Below are some testing images which demonstrate the behavior of the devices:
The image on the left demonstrates resting voltage. The shot on the right shows a variety of turn types. A steady turn produces a consistent plateau of voltage. Once the turn stops, the voltage resets. The second set of turns show the spikes that are created when the Gyro is rotated sharply. Notice that immediately after the turn stops, the voltage resets to resting.
Datalogging done with Processing
Using the ADXRS 150
I originally set out to use the Gyro as part of a project involving sensor rigs worn by dancers so they can control environmental media playback during a performance. For that project, I am working with an experienced performer/dancer who has specific ideas as to what sort of physicality will be in the choreography. The Gyro, unfortunately, does not behave in a fashion which allows for a lot of room for improvisation.

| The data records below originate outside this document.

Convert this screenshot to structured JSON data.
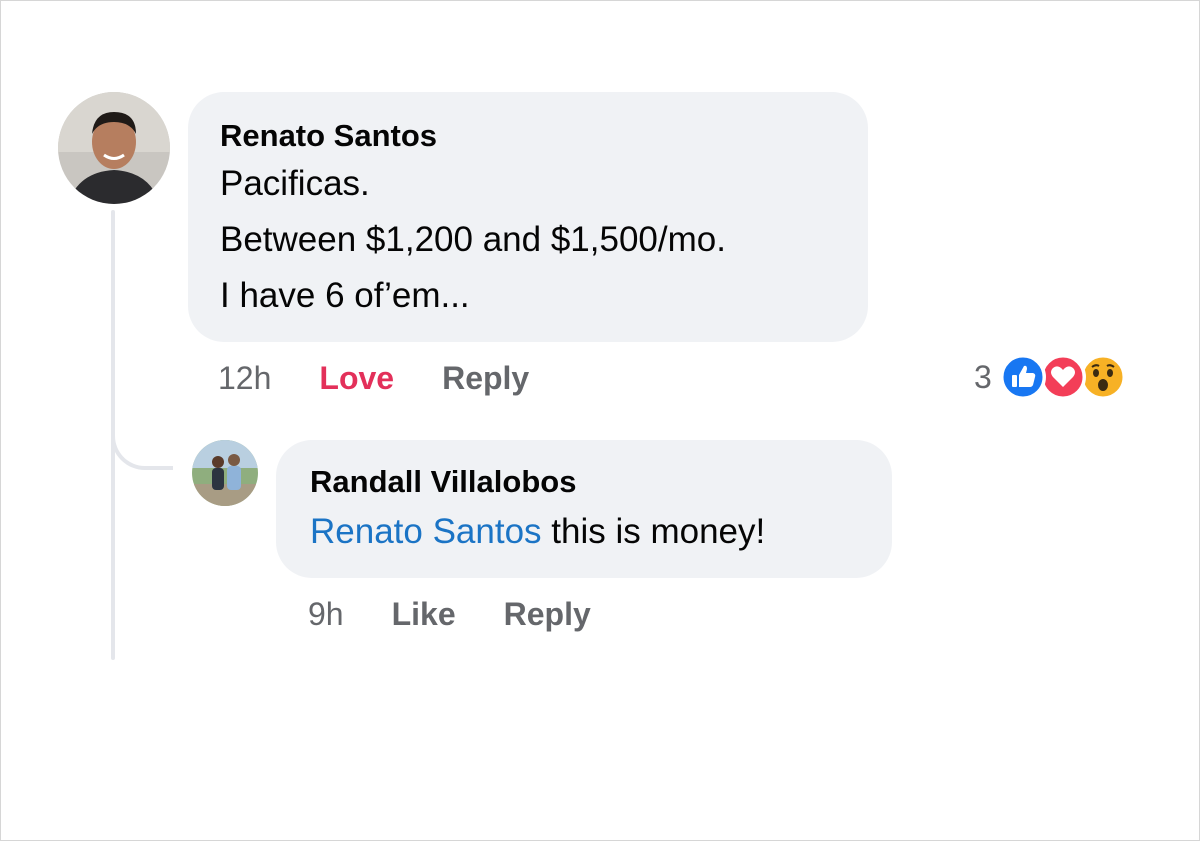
{
  "comments": [
    {
      "author": "Renato Santos",
      "lines": [
        "Pacificas.",
        "Between $1,200 and $1,500/mo.",
        "I have 6 of’em..."
      ],
      "time": "12h",
      "reaction_action": "Love",
      "reply_action": "Reply",
      "reactions": {
        "count": "3",
        "icons": [
          "like-icon",
          "love-icon",
          "wow-icon"
        ]
      },
      "avatar": "avatar-renato"
    }
  ],
  "replies": [
    {
      "author": "Randall Villalobos",
      "mention": "Renato Santos",
      "text": " this is money!",
      "time": "9h",
      "reaction_action": "Like",
      "reply_action": "Reply",
      "avatar": "avatar-randall"
    }
  ],
  "colors": {
    "bubble": "#f0f2f5",
    "mention": "#1b74c5",
    "love": "#e3305a",
    "muted": "#65676b",
    "like_blue": "#1877f2",
    "love_red": "#f33e58",
    "wow_yellow": "#f7b125"
  }
}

Its first weakness is its inability to provide a distinct range of values for a full 360 degree turn. This particular model will not even fully translate half a turn if it happens in less than a second (150 degrees per second). A dancer's movements are often much faster than that.
As discussed above, they also do not provide a sense of angle, only angular rate, though I did start to examine ways to work with this information. An accelerometer would do the job nicely, as that sensor would record the angle of bend, and maintain it as long as it is held. I also tried using a flex sensor to accomplish the same idea. As an example, if I wanted to measure the movement of a dancer's lower arm, I might place a Gyro on the lower arm, near the wrist, which would allow me to get the rate of bend at the elbow. If I then had a flex sensor on the elbow, I can measure the angle of bend.
I did some test for this with a basic flex sensing variable resistor and a Microchip 18f252(Datasheet), and sent out decimal values from the 10 bit analog to digital converter (meaning values from 0- 1023) to a terminal program. Also, a 4.7k resistor was run to ground from the same pin of the chip on which the flex sensor sat (in my case A.0).
- The average output with the flex sensor flat was 340.
- The ouptut with the sensor bent to 90 degrees was around 210 (more resistance, lower values).
- Using this rough formula, you can guage angle: Angle = (DEC value) x .69 (again a rough formula based on one set of tests